● WORK ORDER
Work out how many lines of the data contain "icon" and reply with that number alone.
^^^^^^^^
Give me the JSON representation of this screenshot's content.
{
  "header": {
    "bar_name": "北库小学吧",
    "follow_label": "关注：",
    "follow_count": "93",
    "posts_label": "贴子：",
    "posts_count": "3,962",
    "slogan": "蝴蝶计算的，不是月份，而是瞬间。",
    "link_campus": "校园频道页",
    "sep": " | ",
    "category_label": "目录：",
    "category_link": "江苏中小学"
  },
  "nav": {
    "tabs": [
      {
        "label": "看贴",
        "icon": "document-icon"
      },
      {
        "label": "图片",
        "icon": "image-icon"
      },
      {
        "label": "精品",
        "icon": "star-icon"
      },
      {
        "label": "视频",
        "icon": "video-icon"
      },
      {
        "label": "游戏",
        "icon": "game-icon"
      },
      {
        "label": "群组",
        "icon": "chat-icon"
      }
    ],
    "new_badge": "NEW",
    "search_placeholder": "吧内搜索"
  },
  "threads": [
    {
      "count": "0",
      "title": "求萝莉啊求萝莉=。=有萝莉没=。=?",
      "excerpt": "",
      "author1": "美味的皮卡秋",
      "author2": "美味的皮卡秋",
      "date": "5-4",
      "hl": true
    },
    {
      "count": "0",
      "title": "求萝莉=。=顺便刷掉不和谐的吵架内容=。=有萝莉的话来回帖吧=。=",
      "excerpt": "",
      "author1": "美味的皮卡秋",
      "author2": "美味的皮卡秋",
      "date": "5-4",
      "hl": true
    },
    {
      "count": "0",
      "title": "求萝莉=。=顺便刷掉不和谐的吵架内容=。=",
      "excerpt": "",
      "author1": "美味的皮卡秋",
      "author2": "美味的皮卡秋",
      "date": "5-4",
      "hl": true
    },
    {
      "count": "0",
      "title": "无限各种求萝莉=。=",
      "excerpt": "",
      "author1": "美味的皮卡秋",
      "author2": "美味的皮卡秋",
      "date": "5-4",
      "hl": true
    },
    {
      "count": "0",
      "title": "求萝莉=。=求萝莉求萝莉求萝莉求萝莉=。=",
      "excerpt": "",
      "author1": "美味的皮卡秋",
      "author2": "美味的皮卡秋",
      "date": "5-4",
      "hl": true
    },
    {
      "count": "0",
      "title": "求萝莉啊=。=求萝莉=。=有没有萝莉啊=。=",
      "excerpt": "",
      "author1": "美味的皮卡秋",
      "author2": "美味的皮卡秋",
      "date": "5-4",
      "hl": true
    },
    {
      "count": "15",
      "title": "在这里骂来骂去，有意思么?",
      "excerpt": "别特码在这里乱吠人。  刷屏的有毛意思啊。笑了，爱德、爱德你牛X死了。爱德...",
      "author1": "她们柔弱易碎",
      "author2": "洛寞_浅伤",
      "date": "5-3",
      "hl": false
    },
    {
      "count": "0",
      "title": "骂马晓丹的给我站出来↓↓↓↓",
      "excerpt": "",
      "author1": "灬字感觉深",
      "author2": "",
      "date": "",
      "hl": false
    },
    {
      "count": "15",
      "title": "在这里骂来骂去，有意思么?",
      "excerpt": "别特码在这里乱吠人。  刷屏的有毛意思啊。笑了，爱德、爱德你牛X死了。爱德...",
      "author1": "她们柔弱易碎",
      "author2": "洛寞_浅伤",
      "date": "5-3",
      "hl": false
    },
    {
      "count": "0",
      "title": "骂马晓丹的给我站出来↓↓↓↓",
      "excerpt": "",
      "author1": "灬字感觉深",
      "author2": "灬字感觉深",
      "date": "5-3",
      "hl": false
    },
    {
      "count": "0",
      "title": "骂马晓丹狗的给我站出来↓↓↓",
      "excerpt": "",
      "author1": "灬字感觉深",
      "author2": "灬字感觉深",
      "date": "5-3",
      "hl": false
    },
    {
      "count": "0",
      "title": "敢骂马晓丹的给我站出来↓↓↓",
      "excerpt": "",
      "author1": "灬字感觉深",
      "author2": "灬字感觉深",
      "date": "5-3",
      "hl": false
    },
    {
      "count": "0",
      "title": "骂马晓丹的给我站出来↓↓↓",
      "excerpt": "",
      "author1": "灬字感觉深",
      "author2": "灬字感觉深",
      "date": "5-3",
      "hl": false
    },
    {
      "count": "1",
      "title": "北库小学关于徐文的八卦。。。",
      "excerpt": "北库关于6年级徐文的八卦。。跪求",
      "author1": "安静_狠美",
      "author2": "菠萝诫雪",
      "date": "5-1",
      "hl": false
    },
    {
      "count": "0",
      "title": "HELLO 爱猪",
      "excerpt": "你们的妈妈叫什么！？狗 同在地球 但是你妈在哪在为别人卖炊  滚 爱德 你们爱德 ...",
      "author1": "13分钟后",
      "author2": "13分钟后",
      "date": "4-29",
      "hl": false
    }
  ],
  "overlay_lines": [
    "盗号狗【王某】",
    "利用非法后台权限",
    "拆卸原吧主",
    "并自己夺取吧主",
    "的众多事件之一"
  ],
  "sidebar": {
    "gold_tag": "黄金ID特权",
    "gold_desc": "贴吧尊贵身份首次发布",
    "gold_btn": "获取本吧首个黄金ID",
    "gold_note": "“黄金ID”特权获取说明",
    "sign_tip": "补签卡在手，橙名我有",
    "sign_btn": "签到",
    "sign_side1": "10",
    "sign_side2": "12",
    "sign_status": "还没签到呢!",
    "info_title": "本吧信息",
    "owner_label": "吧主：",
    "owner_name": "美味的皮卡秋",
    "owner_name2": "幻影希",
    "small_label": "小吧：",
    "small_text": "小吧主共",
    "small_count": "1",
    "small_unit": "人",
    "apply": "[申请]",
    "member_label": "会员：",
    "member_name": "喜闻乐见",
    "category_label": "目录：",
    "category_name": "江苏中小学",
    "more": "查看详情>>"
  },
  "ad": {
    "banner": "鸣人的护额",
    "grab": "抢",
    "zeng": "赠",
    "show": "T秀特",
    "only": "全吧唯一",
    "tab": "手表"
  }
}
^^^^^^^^
● ANSWER TO THIS TASK
6